When you find a cat peeing on the bed, you might be tempted to punish it immediately, to stop the behavior altogether. Unfortunately, this isn’t the case most of the time, and you have to take a closer look at the problem if you want to answer the question, “why is my cat peeing on my bed?”
Why Is My Cat Suddenly Peeing On My Bed? Why Does My Cat Pee on My Bed?
There are several possible reasons why your cat is suddenly peeing on your bed. Our first question would be: is your adequately trained to use the litterbox? If not, then your cat probably thinks that it can ‘go’ anywhere it, please. Litterbox training is essential and is best done when the cat is small, so it is conditioned to use just one spot for peeing and pooping. The second possible reason why your cat is peeing on your bed is the location of the litterbox.
The best location for a litterbox is away from bustling spaces at home. Your cat needs a little privacy, too. If the litterbox has been positioned in a space where there is heavy foot traffic, the presence of people and perhaps noisy appliances is driving it away to do its business elsewhere. Instead of punishing your cat, try modifying the spot where it’s supposed to do its business. Be sure to reintroduce the litterbox after relocating it and observe if the behavior changes. Chances are, if the new location of the litterbox is desirable, it won’t have any more issues urinating in the litterbox instead of your bed. Bedrooms are naturally private areas that have little noise, so, understandably, many domestic animals would pick this spot in the house to relieve themselves.
The second possible reason for the shift in behavior is that there are too many cats, and some of your cats don’t want to use overused litterboxes. If you live in a multi-floor home, you may also want to place one litterbox on every floor, so your cat can ‘go’ whenever it needs to. If there aren’t a sufficient number of litterboxes, it may just decide to do its business where it is most convenient at the moment, and that place maybe your bed.
Kittens, who have less bladder control than their adult counterparts, need more help in this regard. Having additional litterboxes can better support kittens as they master their body functions and control their bladders.
The third possible reason for the bed-peeing behavior is the litterbox or the cat litter you have used. For one, cats do not like the cover that presses up against their backsides when they try to pee or poop. The additional cover, which protects the litterbox’s inner lining, may be undesirable to some cats. If you have a senior cat at home, check how accessible the litterbox is. Some litterboxes are built so that the walls or sides are too high to prevent cat litter from accidentally being kicked or spread across the room. When the litterbox walls are too high, older cats with arthritis may find it difficult to enter and exit the litterbox without experiencing joint pain.
What about cat litter? You may have your favorite brand, but your preferences have nothing to do with your cat’s preferences. Declawed cats will find it painful to dig through cat litter that is tougher on their paw pads.

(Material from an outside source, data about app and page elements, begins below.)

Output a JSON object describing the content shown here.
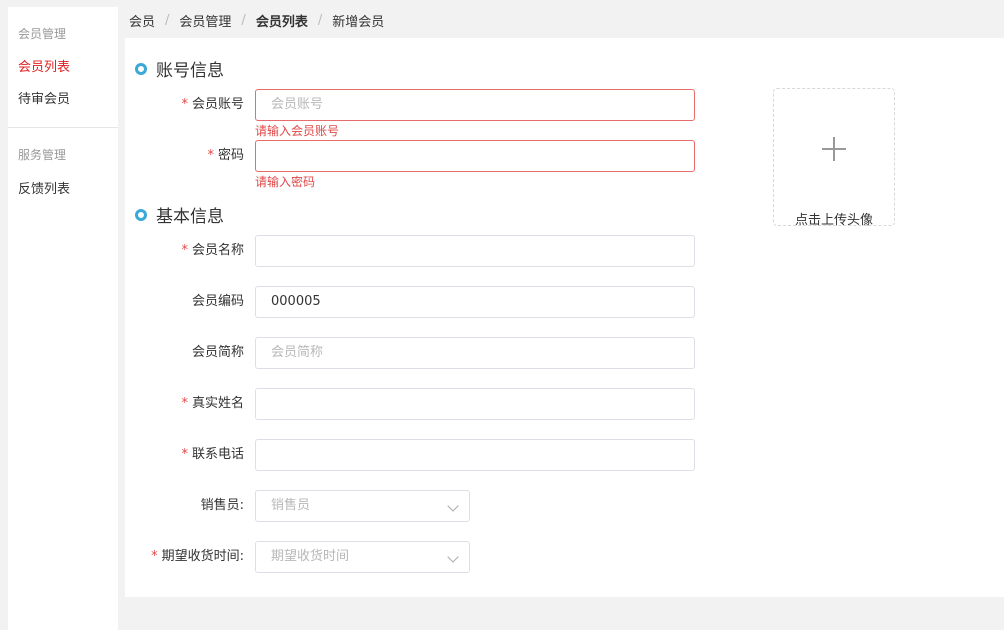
{
  "sidebar": {
    "groups": [
      {
        "title": "会员管理",
        "items": [
          "会员列表",
          "待审会员"
        ]
      },
      {
        "title": "服务管理",
        "items": [
          "反馈列表"
        ]
      }
    ],
    "active_item": "会员列表"
  },
  "breadcrumb": [
    "会员",
    "会员管理",
    "会员列表",
    "新增会员"
  ],
  "account_section": {
    "title": "账号信息",
    "fields": [
      {
        "label": "会员账号",
        "required": true,
        "value": "",
        "placeholder": "会员账号",
        "error": "请输入会员账号"
      },
      {
        "label": "密码",
        "required": true,
        "value": "",
        "placeholder": "",
        "error": "请输入密码"
      }
    ]
  },
  "basic_section": {
    "title": "基本信息",
    "fields": [
      {
        "label": "会员名称",
        "required": true,
        "value": "",
        "placeholder": ""
      },
      {
        "label": "会员编码",
        "required": false,
        "value": "000005",
        "placeholder": ""
      },
      {
        "label": "会员简称",
        "required": false,
        "value": "",
        "placeholder": "会员简称"
      },
      {
        "label": "真实姓名",
        "required": true,
        "value": "",
        "placeholder": ""
      },
      {
        "label": "联系电话",
        "required": true,
        "value": "",
        "placeholder": ""
      },
      {
        "label": "销售员:",
        "required": false,
        "value": "",
        "placeholder": "销售员",
        "type": "select"
      },
      {
        "label": "期望收货时间:",
        "required": true,
        "value": "",
        "placeholder": "期望收货时间",
        "type": "select"
      }
    ]
  },
  "upload": {
    "label": "点击上传头像",
    "icon": "plus-icon"
  },
  "colors": {
    "accent": "#3aa8d8",
    "error": "#e04848",
    "active": "#e02020"
  }
}
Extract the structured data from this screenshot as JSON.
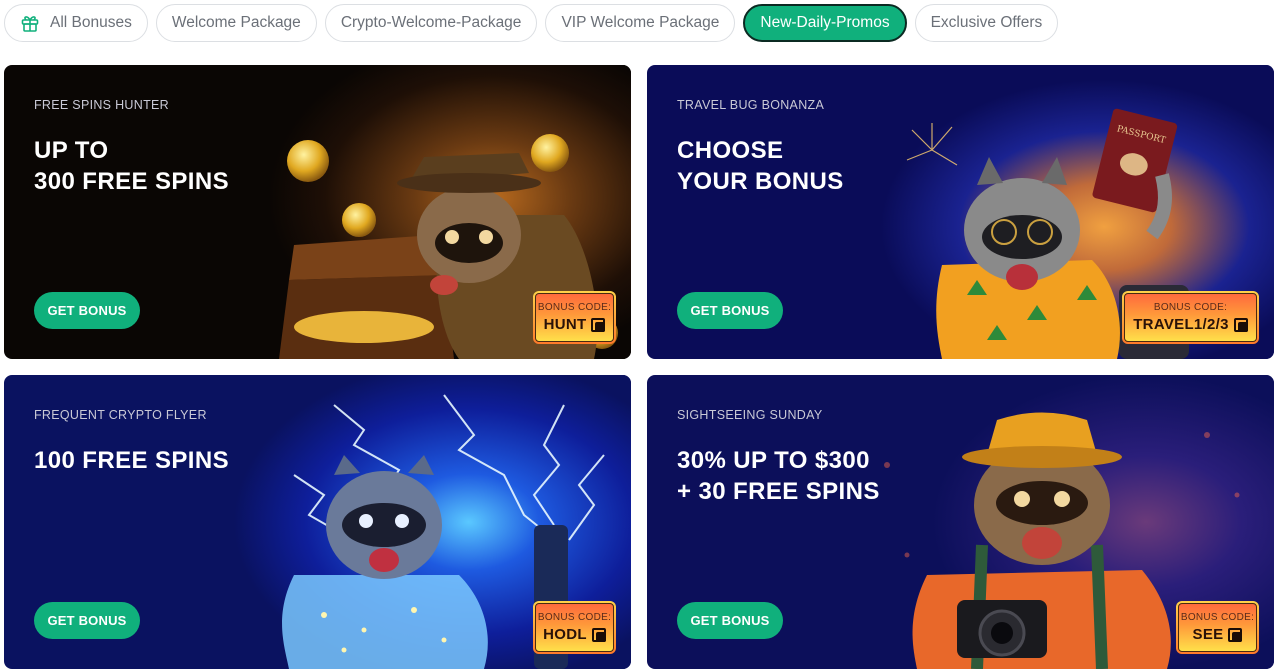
{
  "tabs": [
    {
      "label": "All Bonuses",
      "icon": "gift-icon"
    },
    {
      "label": "Welcome Package"
    },
    {
      "label": "Crypto-Welcome-Package"
    },
    {
      "label": "VIP Welcome Package"
    },
    {
      "label": "New-Daily-Promos",
      "active": true
    },
    {
      "label": "Exclusive Offers"
    }
  ],
  "cards": [
    {
      "kicker": "FREE SPINS HUNTER",
      "title_lines": [
        "UP TO",
        "300 FREE SPINS"
      ],
      "button": "GET BONUS",
      "code_label": "BONUS CODE:",
      "code": "HUNT"
    },
    {
      "kicker": "TRAVEL BUG BONANZA",
      "title_lines": [
        "CHOOSE",
        "YOUR BONUS"
      ],
      "button": "GET BONUS",
      "code_label": "BONUS CODE:",
      "code": "TRAVEL1/2/3",
      "passport_text": "PASSPORT"
    },
    {
      "kicker": "FREQUENT CRYPTO FLYER",
      "title_lines": [
        "100 FREE SPINS"
      ],
      "button": "GET BONUS",
      "code_label": "BONUS CODE:",
      "code": "HODL"
    },
    {
      "kicker": "SIGHTSEEING SUNDAY",
      "title_lines": [
        "30% UP TO $300",
        "+ 30 FREE SPINS"
      ],
      "button": "GET BONUS",
      "code_label": "BONUS CODE:",
      "code": "SEE"
    }
  ],
  "colors": {
    "accent": "#10b07c",
    "card1_bg": "#0d0806",
    "card2_bg": "#0b0d5a",
    "card3_bg": "#0a1260",
    "card4_bg": "#0c0f5a"
  }
}
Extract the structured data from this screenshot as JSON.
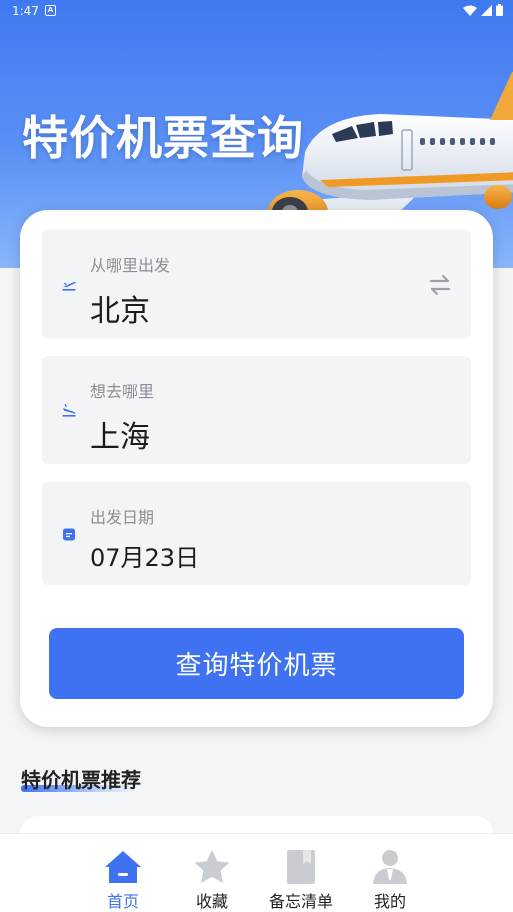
{
  "status_bar": {
    "time": "1:47",
    "notif_icon": "A"
  },
  "hero": {
    "title": "特价机票查询"
  },
  "form": {
    "from": {
      "label": "从哪里出发",
      "value": "北京"
    },
    "to": {
      "label": "想去哪里",
      "value": "上海"
    },
    "date": {
      "label": "出发日期",
      "value": "07月23日"
    },
    "search_button": "查询特价机票"
  },
  "recommend": {
    "title": "特价机票推荐"
  },
  "nav": [
    {
      "label": "首页",
      "icon": "home-icon",
      "active": true
    },
    {
      "label": "收藏",
      "icon": "star-icon",
      "active": false
    },
    {
      "label": "备忘清单",
      "icon": "bookmark-icon",
      "active": false
    },
    {
      "label": "我的",
      "icon": "user-icon",
      "active": false
    }
  ],
  "colors": {
    "accent": "#3e72f2",
    "hero_top": "#3f79f0",
    "inactive_icon": "#c9ccd1"
  }
}
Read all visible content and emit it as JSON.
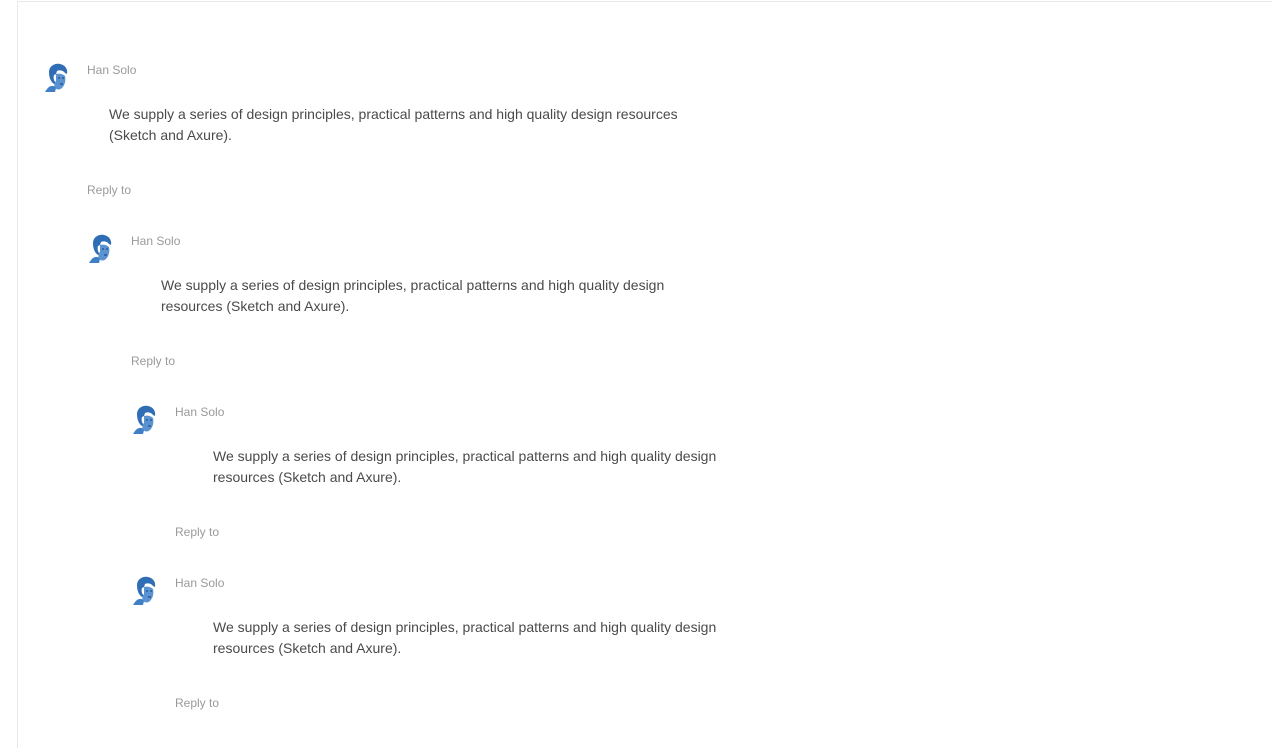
{
  "comments": [
    {
      "author": "Han Solo",
      "content": "We supply a series of design principles, practical patterns and high quality design resources (Sketch and Axure).",
      "reply_label": "Reply to"
    },
    {
      "author": "Han Solo",
      "content": "We supply a series of design principles, practical patterns and high quality design resources (Sketch and Axure).",
      "reply_label": "Reply to"
    },
    {
      "author": "Han Solo",
      "content": "We supply a series of design principles, practical patterns and high quality design resources (Sketch and Axure).",
      "reply_label": "Reply to"
    },
    {
      "author": "Han Solo",
      "content": "We supply a series of design principles, practical patterns and high quality design resources (Sketch and Axure).",
      "reply_label": "Reply to"
    }
  ],
  "colors": {
    "avatar": "#2f6db5",
    "text": "#4a4a4a",
    "muted": "#9a9a9a"
  }
}
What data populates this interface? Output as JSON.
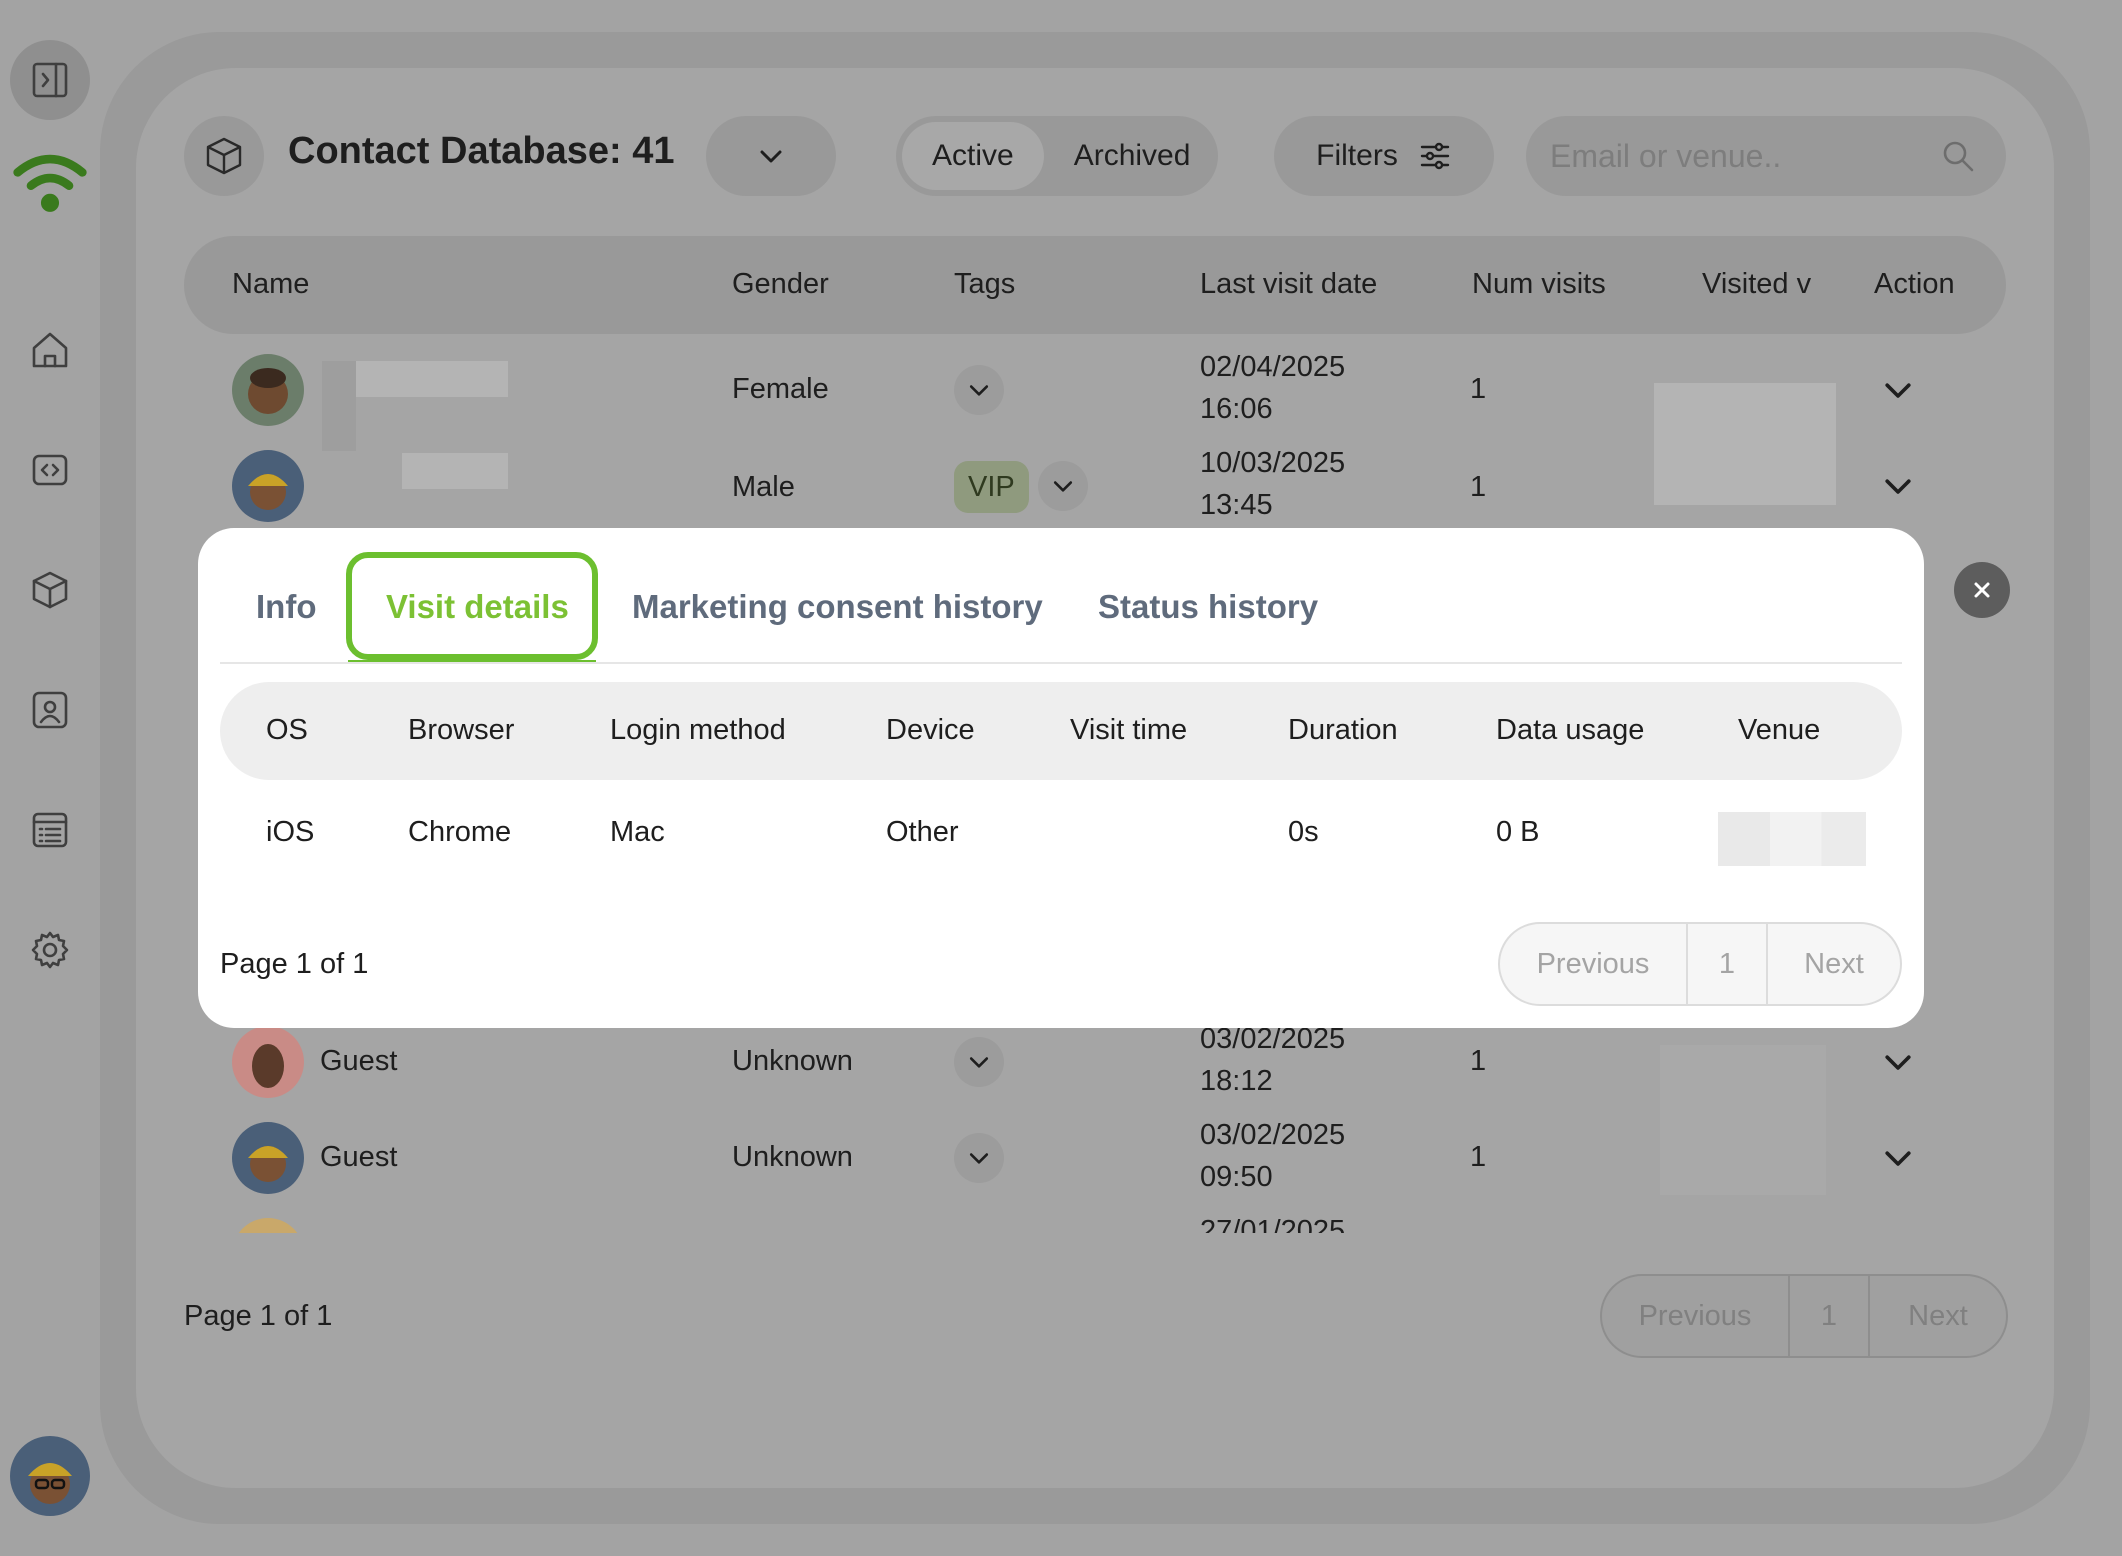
{
  "header": {
    "title": "Contact Database: 41",
    "status_tabs": [
      "Active",
      "Archived"
    ],
    "active_status": "Active",
    "filters_label": "Filters",
    "search_placeholder": "Email or venue.."
  },
  "table": {
    "columns": [
      "Name",
      "Gender",
      "Tags",
      "Last visit date",
      "Num visits",
      "Visited v",
      "Action"
    ],
    "rows": [
      {
        "name": "",
        "gender": "Female",
        "tag": "",
        "date": "02/04/2025",
        "time": "16:06",
        "visits": "1"
      },
      {
        "name": "",
        "gender": "Male",
        "tag": "VIP",
        "date": "10/03/2025",
        "time": "13:45",
        "visits": "1"
      },
      {
        "name": "Guest",
        "gender": "Unknown",
        "tag": "",
        "date": "03/02/2025",
        "time": "18:12",
        "visits": "1"
      },
      {
        "name": "Guest",
        "gender": "Unknown",
        "tag": "",
        "date": "03/02/2025",
        "time": "09:50",
        "visits": "1"
      },
      {
        "name": "",
        "gender": "",
        "tag": "",
        "date": "27/01/2025",
        "time": "",
        "visits": ""
      }
    ]
  },
  "pagination": {
    "text": "Page 1 of 1",
    "previous": "Previous",
    "page": "1",
    "next": "Next"
  },
  "modal": {
    "tabs": [
      "Info",
      "Visit details",
      "Marketing consent history",
      "Status history"
    ],
    "active_tab": "Visit details",
    "columns": [
      "OS",
      "Browser",
      "Login method",
      "Device",
      "Visit time",
      "Duration",
      "Data usage",
      "Venue"
    ],
    "rows": [
      {
        "os": "iOS",
        "browser": "Chrome",
        "login_method": "Mac",
        "device": "Other",
        "visit_time": "",
        "duration": "0s",
        "data_usage": "0 B",
        "venue": ""
      }
    ],
    "pagination": {
      "text": "Page 1 of 1",
      "previous": "Previous",
      "page": "1",
      "next": "Next"
    }
  },
  "colors": {
    "brand_green": "#6cbf2f",
    "overlay_gray": "#a3a3a3",
    "tab_inactive": "#5f6b7c"
  },
  "icons": {
    "sidebar": [
      "sidebar-toggle-icon",
      "wifi-logo-icon",
      "home-icon",
      "code-icon",
      "cube-icon",
      "contacts-icon",
      "list-icon",
      "settings-icon"
    ],
    "close": "close-icon"
  }
}
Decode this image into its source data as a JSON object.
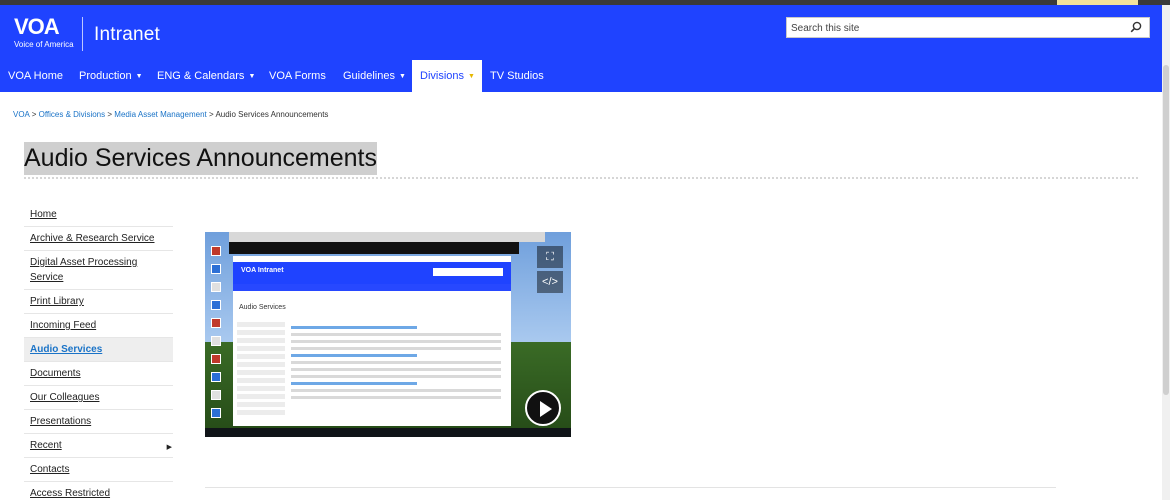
{
  "header": {
    "logo_mark": "VOA",
    "logo_sub": "Voice of America",
    "site_name": "Intranet",
    "search_placeholder": "Search this site",
    "brand_color": "#1f43ff"
  },
  "nav": {
    "items": [
      {
        "label": "VOA Home",
        "caret": ""
      },
      {
        "label": "Production",
        "caret": "▼"
      },
      {
        "label": "ENG & Calendars",
        "caret": "▼"
      },
      {
        "label": "VOA Forms",
        "caret": ""
      },
      {
        "label": "Guidelines",
        "caret": "▼"
      },
      {
        "label": "Divisions",
        "caret": "▼"
      },
      {
        "label": "TV Studios",
        "caret": ""
      }
    ],
    "active": "Divisions"
  },
  "breadcrumb": {
    "items": [
      "VOA",
      "Offices & Divisions",
      "Media Asset Management"
    ],
    "separator": ">",
    "current": "Audio Services Announcements"
  },
  "page": {
    "title": "Audio Services Announcements"
  },
  "sidenav": {
    "items": [
      {
        "label": "Home"
      },
      {
        "label": "Archive & Research Service"
      },
      {
        "label": "Digital Asset Processing Service"
      },
      {
        "label": "Print Library"
      },
      {
        "label": "Incoming Feed"
      },
      {
        "label": "Audio Services"
      },
      {
        "label": "Documents"
      },
      {
        "label": "Our Colleagues"
      },
      {
        "label": "Presentations"
      },
      {
        "label": "Recent",
        "arrow": "▶"
      },
      {
        "label": "Contacts"
      },
      {
        "label": "Access Restricted"
      }
    ],
    "active": "Audio Services"
  },
  "video": {
    "inner_site": "VOA Intranet",
    "inner_title": "Audio Services",
    "fullscreen_icon": "⛶",
    "embed_icon": "</>"
  }
}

As a result, they may ignore the cat litter completely and pee on your bed. To test this theory, place two litterboxes side by side and add two kinds of cat litter. One brand should be softer than the other to rule out any issues with the cat litter’s texture and hardness. Check the next day in which cat litter was used and pawed through the most, and you have your winner.
The next possible reason why your cat is acting out is a significant change in your household. Let’s say someone moved in or you have a new baby. The shift in the dynamics at home can cause aberrant behaviors to surface. Cats are creatures of balance and routine. Disruptions in their environment and routines can cause stress, and the additional stress can, in turn, cause changes to their behavior. Veterinary experts call this soiling behavior. Unless you can do something about the stress, the soiling behavior may continue. We don’t know a lot about cats’ deeper psychology for apparent reasons, but we know that all animals react in specific ways to different stress levels.
Another critical angle that you can look at is the possibility that your cat doesn’t feel secure or safe in the environment anymore. Again, minor changes that don’t matter to humans can have an immense impact on domestic animals like cats and dogs. If you have many kinds of pets at home and you tend to pay more attention to some of them just because you want to, your cats may feel that they are in a downhill battle for your affection. This can lead to a chain effect that ultimately results in soiling behavior.
The great news here is that you can perform modifications in how you treat your cats at home so that they would begin to feel more secure again. You must be able to create a more secure environment for your felines whenever possible.
How Do You Stop a Cat from Peeing On the Bed?
If your cat keeps peeing on bed, look more closely into the many possible reasons why your cat is exhibiting soiling behavior. The most significant factor here is where the cat is supposed to go to relieve itself.
Do Cats Pee Out of Spite?
If your cat peeing on the bed, don’t think that it did so out of spite. Cats are not like humans, and they operate neurologically on an entirely different wavelength. A cat that continues to pee randomly in different parts of the house may be suffering from a urinary tract infection or a related condition that prevents the cat from controlling their urination.